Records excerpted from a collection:
=-=-=-=-=

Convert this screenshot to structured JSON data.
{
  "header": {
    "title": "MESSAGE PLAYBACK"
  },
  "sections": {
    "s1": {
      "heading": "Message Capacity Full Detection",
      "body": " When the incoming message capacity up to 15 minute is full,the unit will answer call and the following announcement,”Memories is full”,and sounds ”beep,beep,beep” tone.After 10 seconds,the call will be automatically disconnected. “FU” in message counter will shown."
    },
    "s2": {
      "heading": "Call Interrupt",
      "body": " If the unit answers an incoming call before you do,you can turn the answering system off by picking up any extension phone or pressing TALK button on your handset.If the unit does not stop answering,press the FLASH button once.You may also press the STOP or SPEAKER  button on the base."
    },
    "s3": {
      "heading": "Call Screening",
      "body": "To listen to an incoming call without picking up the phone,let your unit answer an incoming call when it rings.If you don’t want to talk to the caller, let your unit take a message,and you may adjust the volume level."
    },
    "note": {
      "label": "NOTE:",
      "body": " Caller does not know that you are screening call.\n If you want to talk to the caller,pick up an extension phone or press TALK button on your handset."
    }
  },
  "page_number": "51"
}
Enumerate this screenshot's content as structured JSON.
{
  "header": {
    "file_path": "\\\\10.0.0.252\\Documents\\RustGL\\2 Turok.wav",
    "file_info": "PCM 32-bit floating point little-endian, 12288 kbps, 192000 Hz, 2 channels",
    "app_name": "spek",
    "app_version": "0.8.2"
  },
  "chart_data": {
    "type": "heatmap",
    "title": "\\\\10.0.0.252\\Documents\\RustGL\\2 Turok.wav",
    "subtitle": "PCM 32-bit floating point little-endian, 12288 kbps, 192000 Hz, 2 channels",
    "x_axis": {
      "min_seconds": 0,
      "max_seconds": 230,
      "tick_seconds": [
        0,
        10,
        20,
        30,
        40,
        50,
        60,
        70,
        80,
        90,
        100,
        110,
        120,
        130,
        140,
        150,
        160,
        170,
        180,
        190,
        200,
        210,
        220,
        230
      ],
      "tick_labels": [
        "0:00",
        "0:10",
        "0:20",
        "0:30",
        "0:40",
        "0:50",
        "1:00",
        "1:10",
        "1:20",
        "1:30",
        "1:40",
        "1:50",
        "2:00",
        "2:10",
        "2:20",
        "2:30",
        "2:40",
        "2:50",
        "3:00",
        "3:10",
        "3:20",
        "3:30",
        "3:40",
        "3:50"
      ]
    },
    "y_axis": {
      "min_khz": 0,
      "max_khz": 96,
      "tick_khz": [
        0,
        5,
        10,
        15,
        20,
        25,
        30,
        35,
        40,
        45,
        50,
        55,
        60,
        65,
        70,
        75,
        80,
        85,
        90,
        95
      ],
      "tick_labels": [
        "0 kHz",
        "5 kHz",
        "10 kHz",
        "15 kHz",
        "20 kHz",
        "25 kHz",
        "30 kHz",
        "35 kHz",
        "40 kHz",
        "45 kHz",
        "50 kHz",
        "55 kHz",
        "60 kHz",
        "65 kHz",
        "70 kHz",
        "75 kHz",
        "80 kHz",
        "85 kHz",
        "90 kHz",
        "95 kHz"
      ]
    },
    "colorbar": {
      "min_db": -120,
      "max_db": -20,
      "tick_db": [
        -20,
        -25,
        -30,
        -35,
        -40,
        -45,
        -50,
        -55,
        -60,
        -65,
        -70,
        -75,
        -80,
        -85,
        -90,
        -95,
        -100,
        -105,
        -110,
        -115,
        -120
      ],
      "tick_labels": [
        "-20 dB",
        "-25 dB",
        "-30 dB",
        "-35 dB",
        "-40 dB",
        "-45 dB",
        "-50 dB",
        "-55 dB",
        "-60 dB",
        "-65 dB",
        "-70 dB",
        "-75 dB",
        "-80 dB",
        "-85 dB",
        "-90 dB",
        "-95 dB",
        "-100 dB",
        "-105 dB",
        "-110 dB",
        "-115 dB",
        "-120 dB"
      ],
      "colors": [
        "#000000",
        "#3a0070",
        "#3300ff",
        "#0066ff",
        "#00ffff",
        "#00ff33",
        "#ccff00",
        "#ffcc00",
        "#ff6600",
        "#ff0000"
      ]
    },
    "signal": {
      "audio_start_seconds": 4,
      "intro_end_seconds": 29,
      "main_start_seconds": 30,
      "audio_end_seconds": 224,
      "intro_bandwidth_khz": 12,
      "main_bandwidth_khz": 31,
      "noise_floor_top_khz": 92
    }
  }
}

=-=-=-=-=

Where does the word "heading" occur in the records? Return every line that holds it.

      "heading": "Message Capacity Full Detection",
      "heading": "Call Interrupt",
      "heading": "Call Screening",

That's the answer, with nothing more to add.